Department of Defense highlights hydrogen fuel as major focus
As owner of the largest fleet of vehicles in the world, the U.S. Department of Defense has a strong inclination to make transportation more environmentally friendly. The government agency has become a strong advocate for renewable energy since highlighting energy as a matter of national security in late 2010. Since then, the Department of Defense has been working to make its vast fleet of vehicles more energy efficient and clean, and hydrogen fuel has attracted much of the agency’s attention in this endeavor.
Army working to make vehicles more efficient

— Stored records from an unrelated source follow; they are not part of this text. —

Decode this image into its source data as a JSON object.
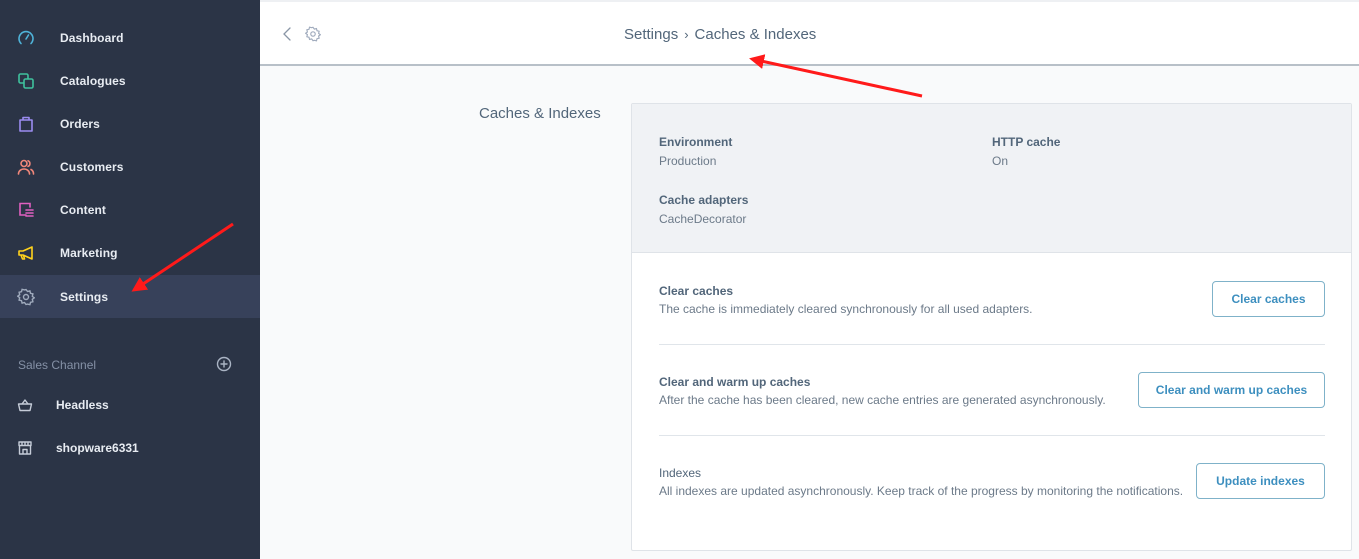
{
  "sidebar": {
    "items": [
      {
        "label": "Dashboard",
        "icon": "dashboard-gauge-icon",
        "color": "#4fb3d9"
      },
      {
        "label": "Catalogues",
        "icon": "catalogues-squares-icon",
        "color": "#3fc29e"
      },
      {
        "label": "Orders",
        "icon": "orders-bag-icon",
        "color": "#9b8cf0"
      },
      {
        "label": "Customers",
        "icon": "customers-users-icon",
        "color": "#f0877a"
      },
      {
        "label": "Content",
        "icon": "content-layout-icon",
        "color": "#e060c0"
      },
      {
        "label": "Marketing",
        "icon": "marketing-megaphone-icon",
        "color": "#ffd21c"
      },
      {
        "label": "Settings",
        "icon": "settings-gear-icon",
        "color": "#a0abbd",
        "active": true
      }
    ],
    "sales_channel": {
      "header": "Sales Channel",
      "add_icon": "plus-circle-icon",
      "items": [
        {
          "label": "Headless",
          "icon": "basket-icon"
        },
        {
          "label": "shopware6331",
          "icon": "storefront-icon"
        }
      ]
    }
  },
  "topbar": {
    "back_icon": "chevron-left-icon",
    "module_icon": "gear-icon",
    "breadcrumb": {
      "parent": "Settings",
      "separator": "›",
      "current": "Caches & Indexes"
    }
  },
  "main": {
    "section_title": "Caches & Indexes",
    "info": {
      "environment": {
        "label": "Environment",
        "value": "Production"
      },
      "http_cache": {
        "label": "HTTP cache",
        "value": "On"
      },
      "cache_adapters": {
        "label": "Cache adapters",
        "value": "CacheDecorator"
      }
    },
    "actions": [
      {
        "title": "Clear caches",
        "description": "The cache is immediately cleared synchronously for all used adapters.",
        "button": "Clear caches"
      },
      {
        "title": "Clear and warm up caches",
        "description": "After the cache has been cleared, new cache entries are generated asynchronously.",
        "button": "Clear and warm up caches"
      },
      {
        "title": "Indexes",
        "description": "All indexes are updated asynchronously. Keep track of the progress by monitoring the notifications.",
        "button": "Update indexes"
      }
    ]
  },
  "colors": {
    "sidebar_bg": "#2b3446",
    "accent": "#3d8fbf",
    "annotation": "#ff1a1a"
  }
}
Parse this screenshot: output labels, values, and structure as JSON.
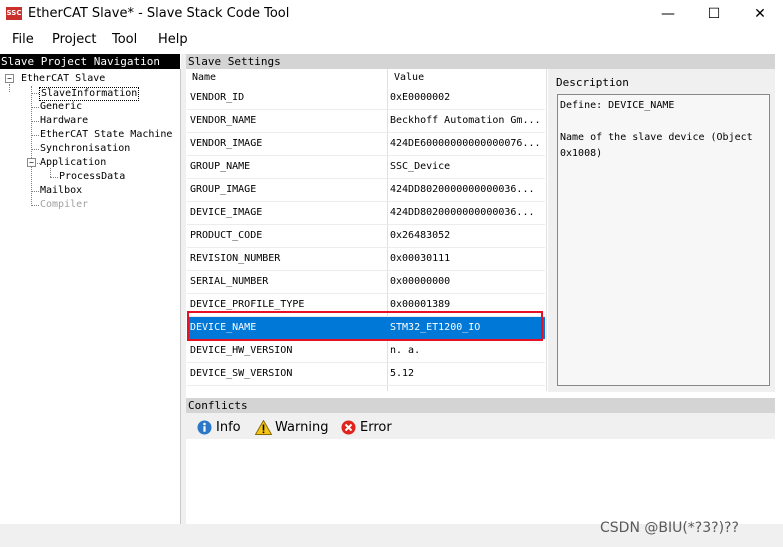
{
  "window": {
    "title": "EtherCAT Slave* - Slave Stack Code Tool",
    "app_icon_text": "SSC",
    "minimize_glyph": "—",
    "maximize_glyph": "☐",
    "close_glyph": "✕"
  },
  "menu": [
    "File",
    "Project",
    "Tool",
    "Help"
  ],
  "navigation": {
    "header": "Slave Project Navigation",
    "root": "EtherCAT Slave",
    "items": [
      "SlaveInformation",
      "Generic",
      "Hardware",
      "EtherCAT State Machine",
      "Synchronisation",
      "Application",
      "ProcessData",
      "Mailbox",
      "Compiler"
    ],
    "selected": "SlaveInformation",
    "disabled": "Compiler"
  },
  "settings": {
    "header": "Slave Settings",
    "col_name": "Name",
    "col_value": "Value",
    "rows": [
      {
        "name": "VENDOR_ID",
        "value": "0xE0000002"
      },
      {
        "name": "VENDOR_NAME",
        "value": "Beckhoff Automation Gm..."
      },
      {
        "name": "VENDOR_IMAGE",
        "value": "424DE60000000000000076..."
      },
      {
        "name": "GROUP_NAME",
        "value": "SSC_Device"
      },
      {
        "name": "GROUP_IMAGE",
        "value": "424DD8020000000000036..."
      },
      {
        "name": "DEVICE_IMAGE",
        "value": "424DD8020000000000036..."
      },
      {
        "name": "PRODUCT_CODE",
        "value": "0x26483052"
      },
      {
        "name": "REVISION_NUMBER",
        "value": "0x00030111"
      },
      {
        "name": "SERIAL_NUMBER",
        "value": "0x00000000"
      },
      {
        "name": "DEVICE_PROFILE_TYPE",
        "value": "0x00001389"
      },
      {
        "name": "DEVICE_NAME",
        "value": "STM32_ET1200_IO"
      },
      {
        "name": "DEVICE_HW_VERSION",
        "value": "n. a."
      },
      {
        "name": "DEVICE_SW_VERSION",
        "value": "5.12"
      }
    ],
    "selected_row": "DEVICE_NAME"
  },
  "description": {
    "title": "Description",
    "text": "Define: DEVICE_NAME\n\nName of the slave device (Object\n0x1008)"
  },
  "conflicts": {
    "header": "Conflicts",
    "info_label": "Info",
    "warning_label": "Warning",
    "error_label": "Error"
  },
  "watermark": "CSDN @BIU(*?3?)??"
}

The U.S. Army, under the direction of the Department of Defense, has several programs in place concerning the use of hydrogen fuel. The Army accounts for much of the military’s land vehicles, thus is the ideal candidate when it comes to the research and development of clean transportation solutions. The Army has been working to make its vehicles more efficient and reduce their reliance on fossil-fuels. Not all of the branch’s endeavors involve the use of renewable energy, but hydrogen fuel is beginning to become a major focus for the Army.
New vehicle research center opened by the Army

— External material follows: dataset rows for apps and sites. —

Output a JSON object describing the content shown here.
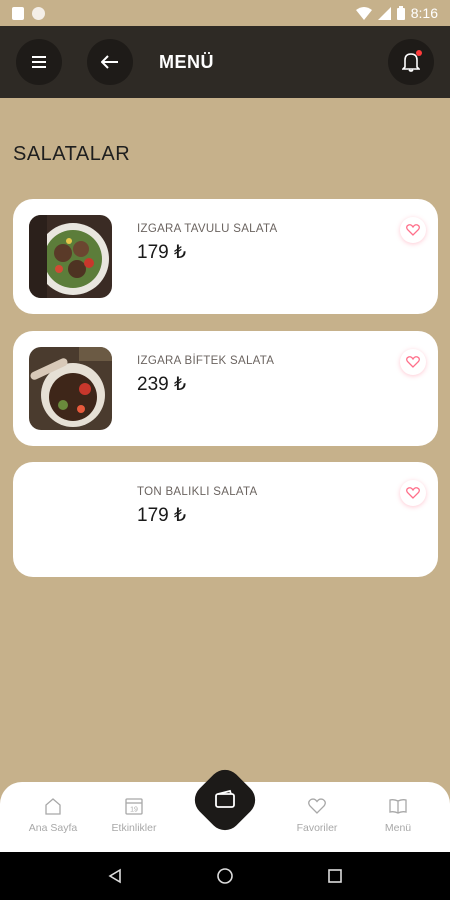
{
  "status_bar": {
    "time": "8:16"
  },
  "app_bar": {
    "title": "MENÜ"
  },
  "section": {
    "title": "SALATALAR"
  },
  "items": [
    {
      "name": "IZGARA TAVULU SALATA",
      "price": "179 ₺"
    },
    {
      "name": "IZGARA BİFTEK SALATA",
      "price": "239 ₺"
    },
    {
      "name": "TON BALIKLI SALATA",
      "price": "179 ₺"
    }
  ],
  "bottom_nav": [
    {
      "label": "Ana Sayfa",
      "icon": "home-icon"
    },
    {
      "label": "Etkinlikler",
      "icon": "calendar-icon"
    },
    {
      "label": "Favoriler",
      "icon": "heart-icon"
    },
    {
      "label": "Menü",
      "icon": "book-icon"
    }
  ],
  "calendar_day": "19",
  "colors": {
    "background": "#c6b18b",
    "app_bar": "#2e2a25",
    "card": "#ffffff",
    "accent": "#ff6f8a"
  }
}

The Army is currently working to make more than 82,000 non-tactical vehicles, such as passenger and specialty vehicles, into hydrogen-powered vehicles. One of the projects associated with this endeavor is based in Hawaii, where the Army has partnered with General Motors to explore the possibilities of hydrogen fuel cells. The Army has also opened a new vehicle research center in Michigan, where the development of new vehicles is underway. This research center is also involved in the development of new fuel cell technology.
Research may help hydrogen fuel win over consumers
The Army’s continued focus on hydrogen fuel could have significant implications for the private sector. The auto industry has also adopted a strong interest in hydrogen fuel, with plans to launch vehicles using this renewable energy within the coming years. The Army’s research into hydrogen fuel and fuel cell technology could make these vehicles more efficient in the future and help lower the cost of hydrogen-powered vehicles, making them more attractive to consumers.